Senior Nutrition Tips

There are changes that happen to our bodies as we age that make it almost impossible to maintain the same kind of eating habits that we took on in earlier years. Therefore senior nutrition is important.
Things like a slowing metabolism, loss of appetite and chronic health issues often trigger dietary changes.
These changes, in some way, are all related to each other.
Many seniors experience a loss in appetite as they get older, which translates into fewer calories being burned. Fewer calories are being burned because many older people are likely to be less active. They’re likely to be less active due to an increase is joint and muscle problems. And because the metabolism slows, a loss of muscle mass occurs.
It’s important to note that even though the body goes through this very normal process, it’s necessary to get the calories and nutrients you need to keep your bones, muscles and organs functioning properly.
Other changes that many seniors notice are a decreased sense of smell and taste – this could be due to a number of different reasons such as fewer taste buds, dental problems or the use of medication.
A balanced diet containing the proper vitamins and nutrients will not only keep you healthy and fit, it also contributes to a more active and independent lifestyle and less time spent at the doctor’s office.

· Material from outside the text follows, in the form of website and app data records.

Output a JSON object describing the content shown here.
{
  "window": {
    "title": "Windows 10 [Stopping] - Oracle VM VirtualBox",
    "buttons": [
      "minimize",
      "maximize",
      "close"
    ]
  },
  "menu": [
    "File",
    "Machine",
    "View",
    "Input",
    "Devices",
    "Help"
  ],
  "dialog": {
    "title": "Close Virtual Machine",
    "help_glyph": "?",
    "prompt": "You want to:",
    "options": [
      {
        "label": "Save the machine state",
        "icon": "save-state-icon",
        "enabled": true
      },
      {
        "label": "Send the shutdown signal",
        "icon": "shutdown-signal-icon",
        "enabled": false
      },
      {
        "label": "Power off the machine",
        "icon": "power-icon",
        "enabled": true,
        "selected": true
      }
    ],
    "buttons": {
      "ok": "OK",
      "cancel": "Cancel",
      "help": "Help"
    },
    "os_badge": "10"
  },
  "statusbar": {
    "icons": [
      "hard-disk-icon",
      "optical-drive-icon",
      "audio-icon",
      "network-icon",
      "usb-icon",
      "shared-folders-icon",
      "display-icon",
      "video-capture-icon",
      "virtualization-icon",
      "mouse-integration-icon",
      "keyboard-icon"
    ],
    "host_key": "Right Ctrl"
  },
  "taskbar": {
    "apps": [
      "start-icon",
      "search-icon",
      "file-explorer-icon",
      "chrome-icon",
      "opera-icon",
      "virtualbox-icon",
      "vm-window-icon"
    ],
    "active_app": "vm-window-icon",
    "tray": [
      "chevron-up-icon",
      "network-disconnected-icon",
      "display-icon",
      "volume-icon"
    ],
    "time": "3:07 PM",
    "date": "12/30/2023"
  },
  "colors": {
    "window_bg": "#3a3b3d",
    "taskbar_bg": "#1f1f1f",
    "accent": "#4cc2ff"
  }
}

A well-planned meal can also reduce the risk of stroke, type 2 diabetes, heart disease, bone loss, anemia and some types of cancer.
As you get older, your diet should include a mixture of lean protein, fruits and vegetables, whole grains and low-fat dairy products. Things like salt, sugar, and saturated fat should be avoided.
Freedom Home Care did a little digging and found out why clean eating makes such a difference in the lives of people over 65.
According to the National Council on Aging, a healthy plate of food looks a lot like a rainbow and includes many of the foods that are listed below.
Red fruits and vegetables contain lycopene can help lower the risk of heart disease, cancer, prostate problems, memory function, urinary tract issues and skin damage from the sun.
Orange foods like peaches, nectarines, and mangoes provide potassium and vitamin A – they help prevent cancer and heart disease, protect against infections and keep eyes and skin healthy.
Yellow fruits and vegetables are packed with antioxidants which help maintain healthy teeth and gums, heal cuts, absorb iron, prevent heart disease and inflammation, improves circulation and prevent
More cancer preventing fruits and vegetables include apples, grapes, pears, broccoli, green beans, and asparagus. They’re also essential for a good circulatory system, vision, and strong teeth and bones.
Whole grains, oats, fish and nuts are not only important for healthy digestive system, they also help decrease constipation and maintain proper cholesterol levels.
If you or your loved one is receiving either personalized elder care or in home care services, a trained professional who knows senior nutrition can help you create a well-balanced meal plan that meets your special dietary needs.